Imagine someone scrolling down their feed at work and all their mates’ holiday pictures are coming up. They look outside at the cold grey weather, let out a sigh and stare back at their phone to continue scrolling – and then it happens.
They see your ad for cheap winter getaways and suddenly they’re checking how many days of holiday they have left.
The answer: Use Google Ads and Facebook Ads together
For the vast majority of brands and marketers, the answer to this question is incredibly simple: use Google Ads and Facebook Ads together. Sure, there are some exceptions, depending on your marketing objectives, but this is the case for most business formats.
We’re talking about two of the most powerful advertising platforms here and they both target different user bases, generating different types of leads – all of which are valuable to your brand.
Let’s go back to our holiday example for a moment. That user has just seen your ad on Facebook and the first thing they do is turn to Google to search for your brand or the locations featuring in your ads. Without your initial Facebook ad, this user would never know your brand even existed and you’d be leaving that opportunity open for all of your competitors.

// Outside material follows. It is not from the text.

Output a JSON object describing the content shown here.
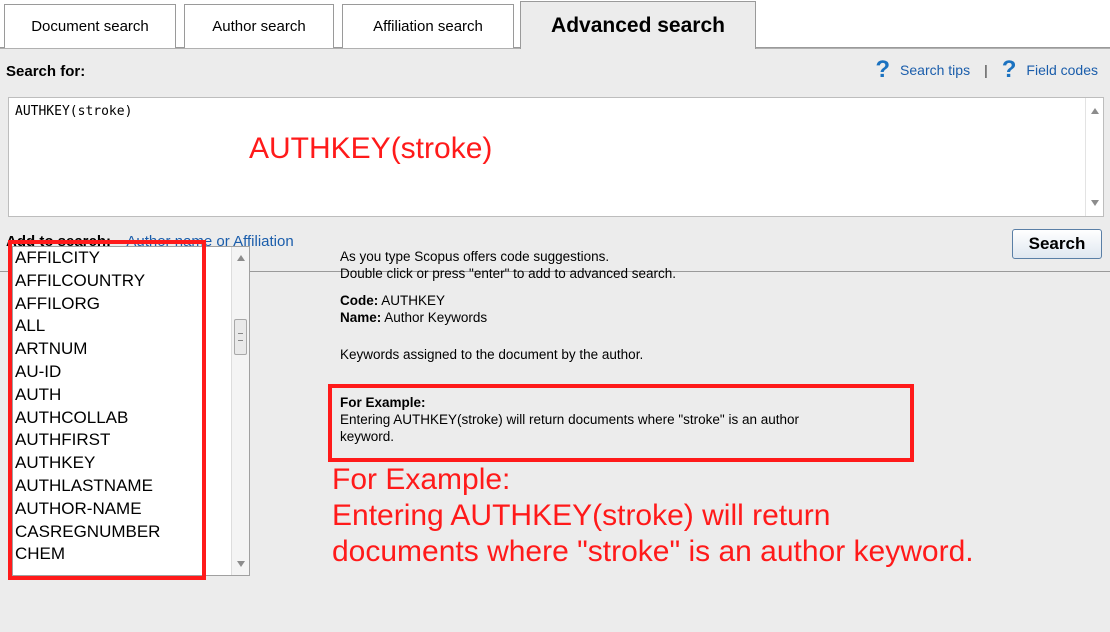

People don’t see an ad on one platform and make a buying decision on the spot; the consumer journey continues with research and a whole bunch of other online activities across various platforms (Google, Facebook, Instagram, etc.). You need to be present in the right places when these interactions take place and the combination of Google Ads and Facebook Ads gives you a huge amount of real estate space across the two biggest online platforms in people’s lives.